**What the task requires**
Check each line of the entries for "true" and report the ones that have it.

···

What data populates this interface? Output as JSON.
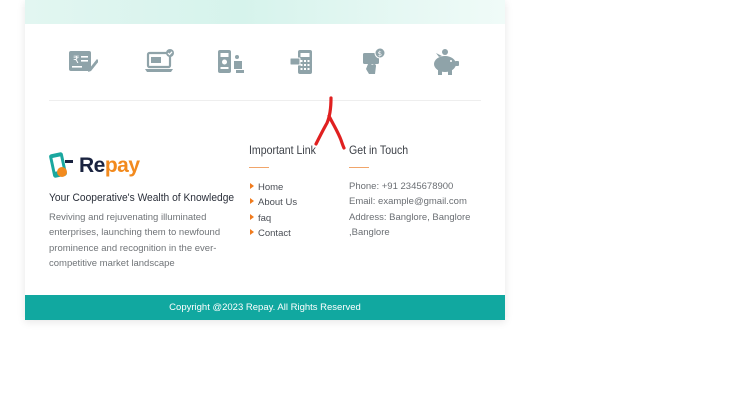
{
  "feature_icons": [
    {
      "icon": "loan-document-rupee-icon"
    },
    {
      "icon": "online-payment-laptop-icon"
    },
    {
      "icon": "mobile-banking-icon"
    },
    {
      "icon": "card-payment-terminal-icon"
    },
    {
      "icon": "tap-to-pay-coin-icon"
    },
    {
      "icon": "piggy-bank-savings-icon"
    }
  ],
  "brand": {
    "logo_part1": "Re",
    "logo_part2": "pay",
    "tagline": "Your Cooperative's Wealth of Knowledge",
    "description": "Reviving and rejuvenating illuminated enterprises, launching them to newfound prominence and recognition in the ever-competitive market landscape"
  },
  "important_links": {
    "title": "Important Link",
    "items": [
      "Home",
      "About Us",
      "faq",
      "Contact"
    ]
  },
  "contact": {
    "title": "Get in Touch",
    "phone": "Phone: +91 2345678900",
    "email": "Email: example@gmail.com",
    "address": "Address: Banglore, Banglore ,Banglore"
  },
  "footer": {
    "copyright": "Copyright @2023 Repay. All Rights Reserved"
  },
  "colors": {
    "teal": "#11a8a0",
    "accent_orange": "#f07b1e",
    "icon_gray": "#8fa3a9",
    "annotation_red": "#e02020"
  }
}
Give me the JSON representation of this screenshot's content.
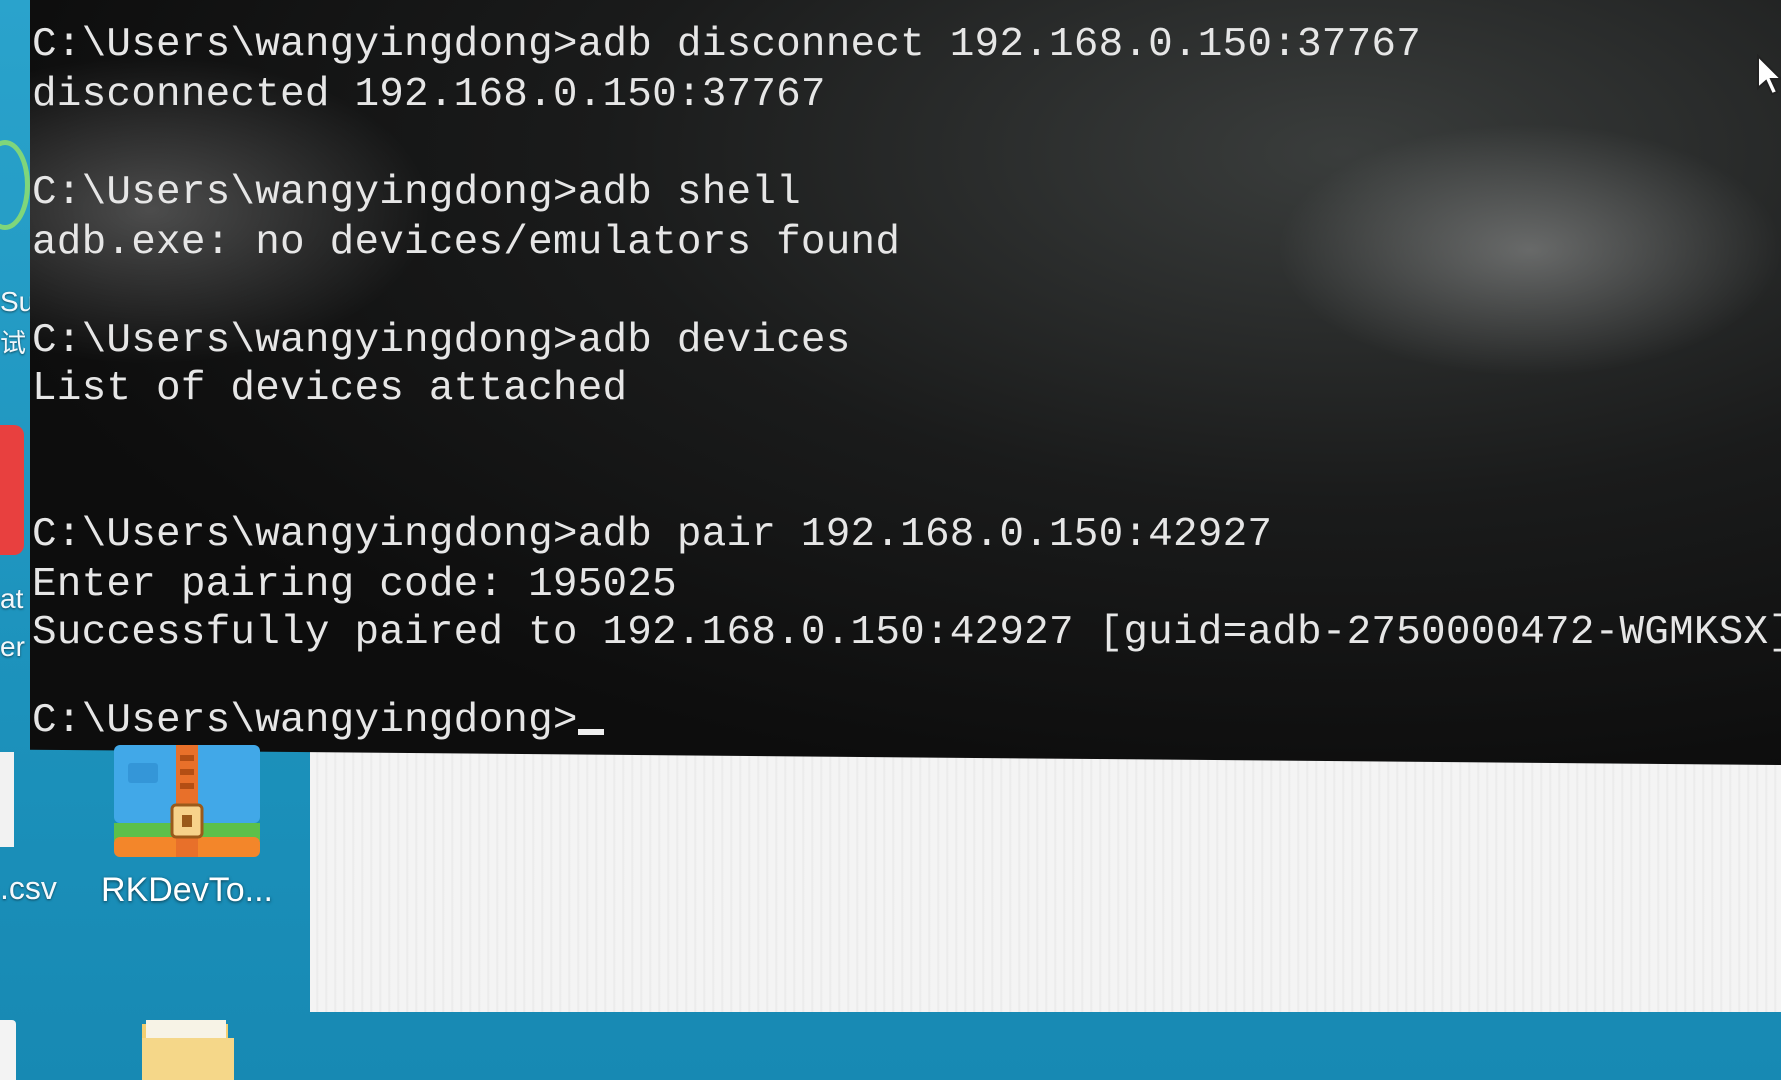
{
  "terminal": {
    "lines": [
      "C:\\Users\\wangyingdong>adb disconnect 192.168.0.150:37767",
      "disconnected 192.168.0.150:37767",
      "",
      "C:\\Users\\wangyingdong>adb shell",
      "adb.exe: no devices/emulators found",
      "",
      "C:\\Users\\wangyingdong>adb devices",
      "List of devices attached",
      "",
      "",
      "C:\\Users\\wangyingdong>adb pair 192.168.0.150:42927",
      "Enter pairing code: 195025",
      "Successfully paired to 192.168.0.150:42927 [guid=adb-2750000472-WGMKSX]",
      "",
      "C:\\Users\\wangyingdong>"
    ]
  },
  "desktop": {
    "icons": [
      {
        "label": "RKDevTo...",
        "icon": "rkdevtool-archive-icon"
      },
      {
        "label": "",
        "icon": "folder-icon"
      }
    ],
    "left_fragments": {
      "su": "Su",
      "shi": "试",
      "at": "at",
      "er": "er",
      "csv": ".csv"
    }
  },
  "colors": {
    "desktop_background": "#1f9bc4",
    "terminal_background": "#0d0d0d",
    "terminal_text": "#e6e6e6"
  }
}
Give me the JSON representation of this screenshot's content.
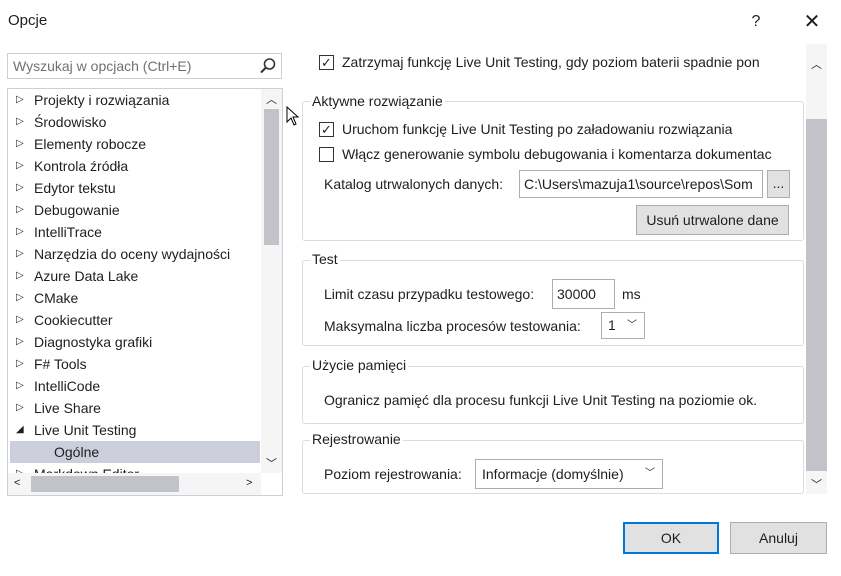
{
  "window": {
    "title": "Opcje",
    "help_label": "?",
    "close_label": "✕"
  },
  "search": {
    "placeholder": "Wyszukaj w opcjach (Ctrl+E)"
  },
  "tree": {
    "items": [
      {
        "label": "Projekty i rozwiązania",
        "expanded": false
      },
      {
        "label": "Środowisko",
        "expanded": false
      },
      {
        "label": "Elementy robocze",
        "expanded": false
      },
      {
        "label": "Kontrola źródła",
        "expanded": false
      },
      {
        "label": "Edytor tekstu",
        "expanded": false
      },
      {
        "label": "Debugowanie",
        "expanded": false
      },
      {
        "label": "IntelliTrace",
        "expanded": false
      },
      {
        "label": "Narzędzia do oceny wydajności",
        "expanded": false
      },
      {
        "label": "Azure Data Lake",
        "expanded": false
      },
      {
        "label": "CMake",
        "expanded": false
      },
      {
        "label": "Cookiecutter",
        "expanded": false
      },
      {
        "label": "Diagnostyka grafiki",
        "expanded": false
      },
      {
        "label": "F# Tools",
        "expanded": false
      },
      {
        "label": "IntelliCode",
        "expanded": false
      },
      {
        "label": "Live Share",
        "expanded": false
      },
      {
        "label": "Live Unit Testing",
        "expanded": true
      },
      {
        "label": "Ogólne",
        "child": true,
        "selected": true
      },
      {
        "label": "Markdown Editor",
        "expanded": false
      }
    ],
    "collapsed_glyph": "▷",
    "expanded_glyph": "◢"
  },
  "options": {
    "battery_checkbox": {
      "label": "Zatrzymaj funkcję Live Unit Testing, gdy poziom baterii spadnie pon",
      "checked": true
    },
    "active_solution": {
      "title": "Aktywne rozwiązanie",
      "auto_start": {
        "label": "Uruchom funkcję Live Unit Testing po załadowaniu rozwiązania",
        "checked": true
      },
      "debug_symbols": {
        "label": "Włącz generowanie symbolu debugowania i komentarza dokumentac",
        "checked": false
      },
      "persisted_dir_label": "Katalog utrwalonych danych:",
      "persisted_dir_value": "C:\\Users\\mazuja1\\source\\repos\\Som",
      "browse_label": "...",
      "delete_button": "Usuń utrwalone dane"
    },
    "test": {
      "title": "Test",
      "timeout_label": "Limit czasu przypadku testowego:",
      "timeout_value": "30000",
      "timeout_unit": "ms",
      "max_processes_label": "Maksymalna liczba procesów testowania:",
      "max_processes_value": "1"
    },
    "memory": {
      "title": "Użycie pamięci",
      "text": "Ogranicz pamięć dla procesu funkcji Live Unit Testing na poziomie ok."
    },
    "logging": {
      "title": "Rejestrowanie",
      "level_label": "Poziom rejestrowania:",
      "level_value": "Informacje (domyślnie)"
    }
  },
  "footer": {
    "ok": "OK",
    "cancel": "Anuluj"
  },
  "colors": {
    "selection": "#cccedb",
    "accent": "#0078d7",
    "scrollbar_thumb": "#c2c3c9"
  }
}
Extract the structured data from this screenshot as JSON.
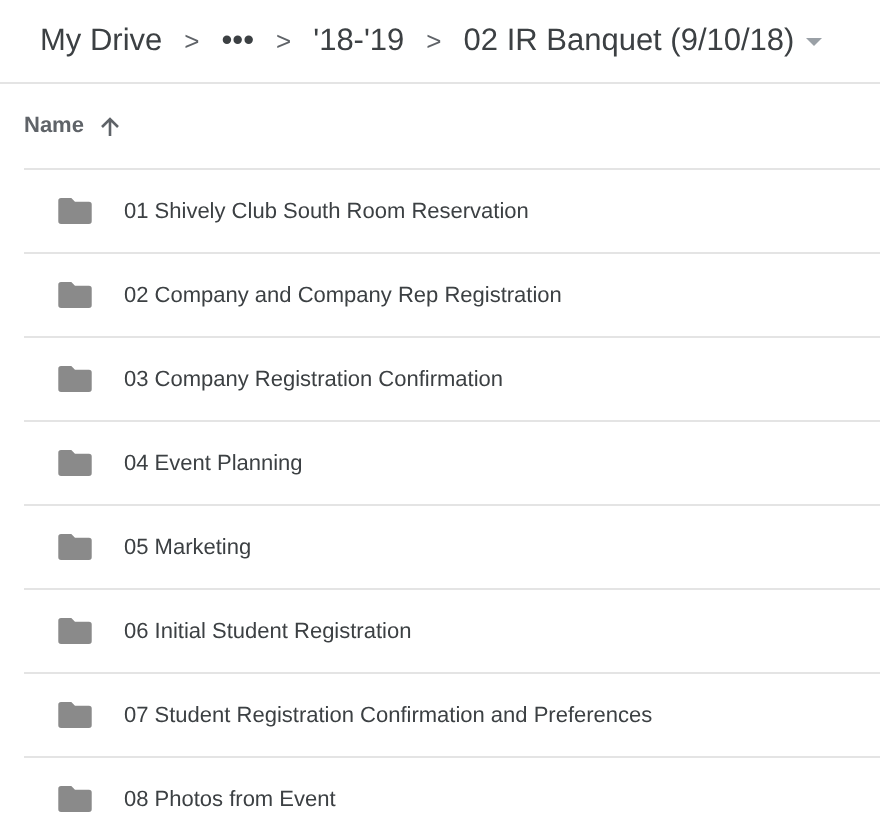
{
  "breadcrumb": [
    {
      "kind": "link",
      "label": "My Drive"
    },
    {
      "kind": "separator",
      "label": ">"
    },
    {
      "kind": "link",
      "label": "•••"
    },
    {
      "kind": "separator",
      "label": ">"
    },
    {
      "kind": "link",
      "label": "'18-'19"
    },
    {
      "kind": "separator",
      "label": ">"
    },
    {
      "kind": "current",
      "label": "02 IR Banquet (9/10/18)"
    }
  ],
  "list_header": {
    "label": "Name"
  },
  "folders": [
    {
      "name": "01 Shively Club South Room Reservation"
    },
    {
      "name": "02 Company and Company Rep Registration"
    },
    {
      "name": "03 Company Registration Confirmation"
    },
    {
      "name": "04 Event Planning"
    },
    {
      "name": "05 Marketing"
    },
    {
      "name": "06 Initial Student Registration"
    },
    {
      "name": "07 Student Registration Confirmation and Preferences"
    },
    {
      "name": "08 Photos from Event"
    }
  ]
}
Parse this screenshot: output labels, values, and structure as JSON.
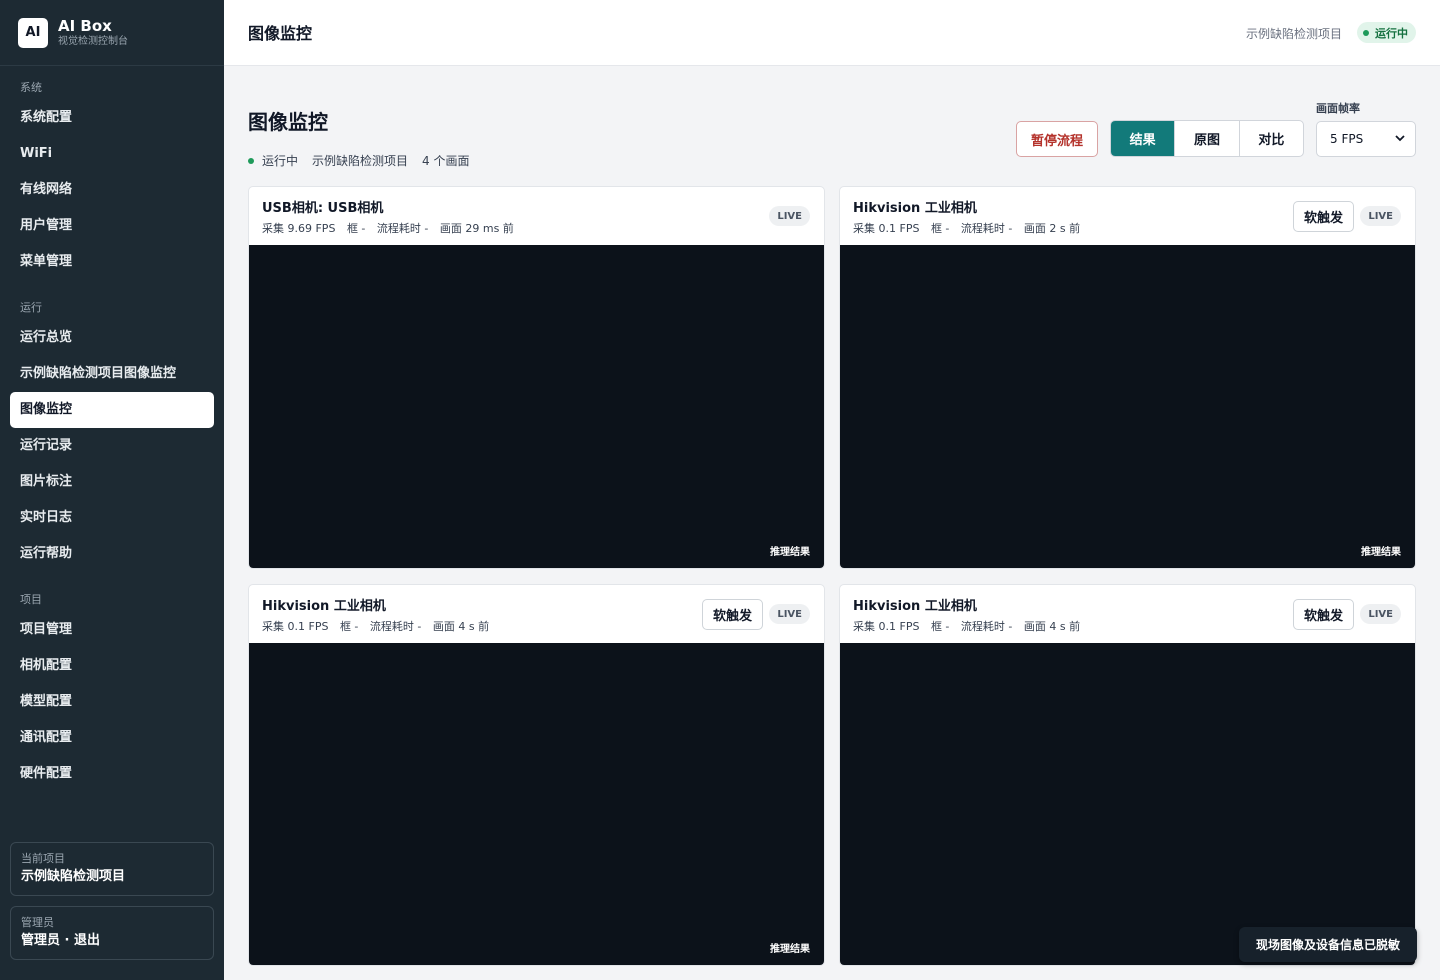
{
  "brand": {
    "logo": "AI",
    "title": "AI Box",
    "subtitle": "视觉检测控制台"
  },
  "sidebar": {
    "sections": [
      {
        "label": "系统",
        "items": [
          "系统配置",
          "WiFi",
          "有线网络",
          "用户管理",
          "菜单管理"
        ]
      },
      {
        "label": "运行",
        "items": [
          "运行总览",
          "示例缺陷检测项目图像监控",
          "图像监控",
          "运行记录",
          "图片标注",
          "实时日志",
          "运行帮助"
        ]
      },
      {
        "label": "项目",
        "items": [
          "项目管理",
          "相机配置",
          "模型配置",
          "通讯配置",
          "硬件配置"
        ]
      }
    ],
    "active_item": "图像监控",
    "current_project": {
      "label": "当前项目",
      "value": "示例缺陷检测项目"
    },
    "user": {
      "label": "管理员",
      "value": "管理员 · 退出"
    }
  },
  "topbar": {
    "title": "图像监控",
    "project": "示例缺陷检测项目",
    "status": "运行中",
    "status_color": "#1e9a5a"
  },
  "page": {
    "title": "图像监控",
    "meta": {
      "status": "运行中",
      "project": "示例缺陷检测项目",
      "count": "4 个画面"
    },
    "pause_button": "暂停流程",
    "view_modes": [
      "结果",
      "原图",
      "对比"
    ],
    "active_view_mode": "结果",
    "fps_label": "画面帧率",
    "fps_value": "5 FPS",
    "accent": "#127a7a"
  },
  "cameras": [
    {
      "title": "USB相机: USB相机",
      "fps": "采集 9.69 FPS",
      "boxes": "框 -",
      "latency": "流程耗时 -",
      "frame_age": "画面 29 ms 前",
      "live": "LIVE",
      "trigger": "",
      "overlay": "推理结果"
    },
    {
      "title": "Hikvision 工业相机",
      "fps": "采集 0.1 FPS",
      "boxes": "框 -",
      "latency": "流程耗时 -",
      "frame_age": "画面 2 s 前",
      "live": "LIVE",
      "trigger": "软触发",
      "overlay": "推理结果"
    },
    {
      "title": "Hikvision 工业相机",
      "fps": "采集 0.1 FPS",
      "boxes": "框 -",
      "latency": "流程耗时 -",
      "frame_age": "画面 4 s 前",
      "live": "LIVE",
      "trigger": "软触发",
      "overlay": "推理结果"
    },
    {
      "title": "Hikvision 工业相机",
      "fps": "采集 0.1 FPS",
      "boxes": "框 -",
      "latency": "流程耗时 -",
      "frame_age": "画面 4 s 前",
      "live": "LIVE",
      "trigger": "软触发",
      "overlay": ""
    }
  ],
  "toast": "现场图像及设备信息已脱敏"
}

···

**Problem solution**
        "expanded": true
        "child": true,
        "selected": true
      "checked": true
        "checked": true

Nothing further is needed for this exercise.